It’s a seriously long post, so you may prefer to download it as a pdf – ideal for reading later on an iPad or large mobile.
10 weather highlights for 2015
2015 was a dry year, with every month from March to October being drier than average – except for a wetter August.
A cold January and February led to later budding at the start of April but the early growth in the vineyard accelerated through April with warm weather.
The flowering in late May and early June, in close to ideal conditions, was the best for years, followed by useful rain in mid-June.
The summer wasn’t consistent – extremely dry in late June and July, then rain in August. At times, it was hot – 39 out of 92 days of summer saw 30°C or more.
Late August to 10 September was dry – handy for the dry white harvest and ripening of the reds.
The fallout from ‘Storm Henry’ brought rain from 11-17 September, just before the Merlot harvest. The amount varied significantly – eg 87mm in the northern Médoc v 16mm in St-Emilion (see below).
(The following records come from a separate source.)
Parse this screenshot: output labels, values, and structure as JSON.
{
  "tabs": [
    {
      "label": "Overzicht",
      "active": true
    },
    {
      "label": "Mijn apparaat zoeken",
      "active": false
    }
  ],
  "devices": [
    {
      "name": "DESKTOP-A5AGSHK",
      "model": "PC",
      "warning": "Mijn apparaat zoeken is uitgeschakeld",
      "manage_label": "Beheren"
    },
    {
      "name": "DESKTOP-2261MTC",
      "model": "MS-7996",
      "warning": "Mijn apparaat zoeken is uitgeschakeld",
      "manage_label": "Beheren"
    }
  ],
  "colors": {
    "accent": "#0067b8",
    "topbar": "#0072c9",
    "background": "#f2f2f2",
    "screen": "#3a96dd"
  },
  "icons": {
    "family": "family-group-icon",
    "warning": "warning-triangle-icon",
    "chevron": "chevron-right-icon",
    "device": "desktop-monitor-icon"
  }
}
Crucially, it was pretty dry from 18 Sept-2 Oct for the bulk of the red harvest. Chateaux that harvested later had to contend with rain from 2-5 October.
2015 is an excellent vintage but unlike other top vintages in 2000, 2005, 2009 and 2010, the harvest brought plenty of anxiety for many growers over when to pick.
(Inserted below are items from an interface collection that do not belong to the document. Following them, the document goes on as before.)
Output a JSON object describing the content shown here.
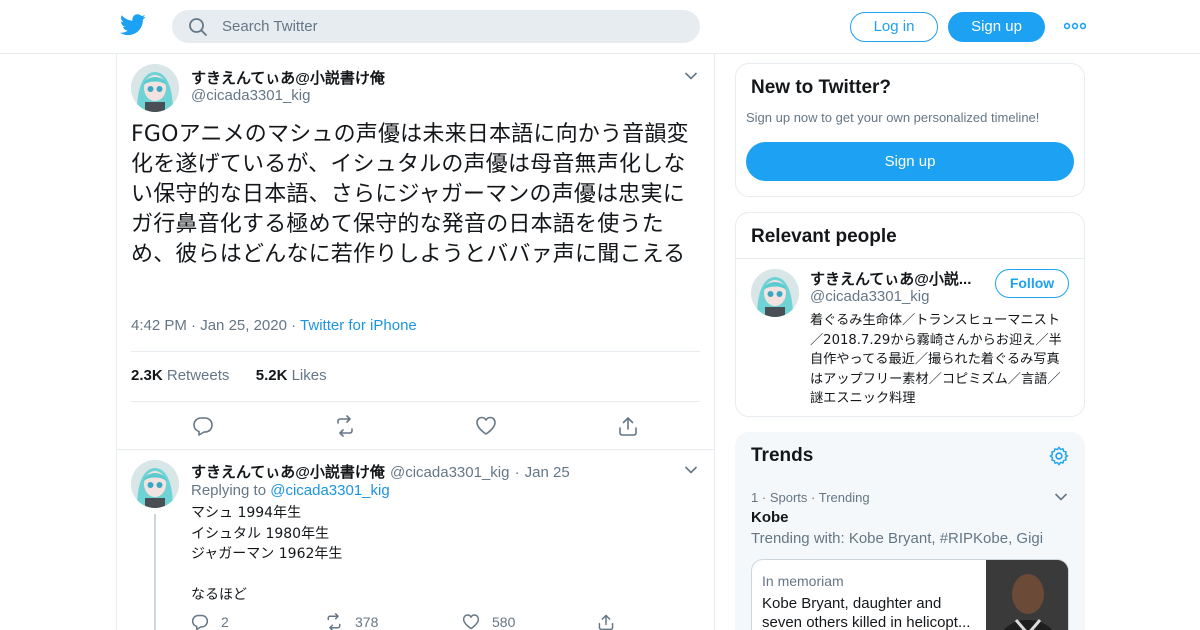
{
  "colors": {
    "accent": "#1da1f2",
    "link": "#1b95e0",
    "muted": "#657786",
    "border": "#e6ecf0"
  },
  "header": {
    "logo_icon": "twitter-bird-icon",
    "search_placeholder": "Search Twitter",
    "login_label": "Log in",
    "signup_label": "Sign up",
    "more_icon": "more-dots-icon"
  },
  "tweet": {
    "author_name": "すきえんてぃあ@小説書け俺",
    "author_handle": "@cicada3301_kig",
    "text": "FGOアニメのマシュの声優は未来日本語に向かう音韻変化を遂げているが、イシュタルの声優は母音無声化しない保守的な日本語、さらにジャガーマンの声優は忠実にガ行鼻音化する極めて保守的な発音の日本語を使うため、彼らはどんなに若作りしようとババァ声に聞こえる",
    "time": "4:42 PM",
    "date": "Jan 25, 2020",
    "source": "Twitter for iPhone",
    "retweets_count": "2.3K",
    "retweets_label": "Retweets",
    "likes_count": "5.2K",
    "likes_label": "Likes"
  },
  "reply": {
    "author_name": "すきえんてぃあ@小説書け俺",
    "author_handle": "@cicada3301_kig",
    "date": "Jan 25",
    "replying_prefix": "Replying to",
    "replying_handle": "@cicada3301_kig",
    "body": "マシュ 1994年生\nイシュタル 1980年生\nジャガーマン 1962年生\n\nなるほど",
    "reply_count": "2",
    "retweet_count": "378",
    "like_count": "580"
  },
  "new_to_twitter": {
    "title": "New to Twitter?",
    "subtitle": "Sign up now to get your own personalized timeline!",
    "signup_label": "Sign up"
  },
  "relevant_people": {
    "title": "Relevant people",
    "name": "すきえんてぃあ@小説...",
    "handle": "@cicada3301_kig",
    "follow_label": "Follow",
    "bio": "着ぐるみ生命体／トランスヒューマニスト／2018.7.29から霧崎さんからお迎え／半自作やってる最近／撮られた着ぐるみ写真はアップフリー素材／コピミズム／言語／謎エスニック料理"
  },
  "trends": {
    "title": "Trends",
    "rank": "1",
    "category": "Sports",
    "status": "Trending",
    "name": "Kobe",
    "trending_with": "Trending with: Kobe Bryant, #RIPKobe, Gigi",
    "card_label": "In memoriam",
    "card_text": "Kobe Bryant, daughter and seven others killed in helicopt..."
  }
}
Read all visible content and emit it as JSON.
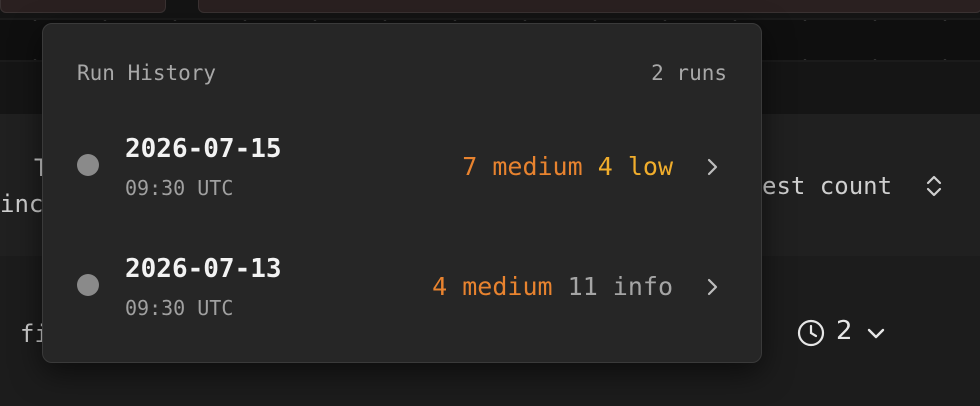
{
  "background": {
    "left_col_label_1": "T",
    "left_col_label_2": "inc",
    "right_col_label": "est count",
    "row_label": "fi",
    "history_count": "2"
  },
  "run_history": {
    "title": "Run History",
    "count_label": "2 runs",
    "runs": [
      {
        "date": "2026-07-15",
        "time": "09:30 UTC",
        "sev_a": "7 medium",
        "sev_b": "4 low"
      },
      {
        "date": "2026-07-13",
        "time": "09:30 UTC",
        "sev_a": "4 medium",
        "sev_b": "11 info"
      }
    ]
  },
  "colors": {
    "medium": "#e8832f",
    "low": "#f0ad2c",
    "info": "#a5a5a5",
    "status_dot": "#8a8a8a"
  },
  "icons": {
    "row_chevron": "chevron-right-icon",
    "sort": "sort-updown-icon",
    "history": "clock-icon",
    "dropdown": "chevron-down-icon"
  }
}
The vines and bunches looked extremely healthy at harvest time, with no rot on the reds to eliminate.
A very good vintage is supported by generally good yields on the reds, but lower yields on the whites.
It’s useful to note the lack of rain each month – and the reverse in August – and how sunny it was in June and July as the grapes formed.
Between April and October, 2015 was drier (375mm) than the 30 year average (497mm) and the four previous years. Compare this with the top vintages of 2005, 2009 and 2010.
It’s probably useful to show what was happening in the vineyard between April and October. This was the same block of Merlot, with Pavie our Jack Russell for scale. You can see how dry it was, especially in late May and at the end of July, then how green it was in August and, importantly, dry again in September for the ripening.
Here is a week-by-week summary, combining figures from 8 sub-regions divided into two graphs – April to June, and July to October. You can find each sub-region’s graphs in the appendix.
The production in 2015 of 529 million litres (equivalent to 700 million bottles) was just above 2014 and exactly matched the average of the last 10 years. Red accounts for more than 85% of the total.
Of the appellations most involved in selling ‘en primeur’, 2015 saw the highest yields for some years. Notably Margaux and St-Julien (highest since 2007), St-Estephe (2006), Pauillac (2010) and the large appellation of St Emilion Grand Cru.
The entire surface area and production of these high profile appellations accounts for just 10% of Bordeaux. The en primeur campaign is largely concentrated around these areas but there’ll be quality and value elsewhere as well – as and when the wines become available.
Here are the week-by-week stats for 8 sub-regions, divided into two graphs – April to June, and July to October. There is considerable variation in the rainfall between regions, notably in August and September.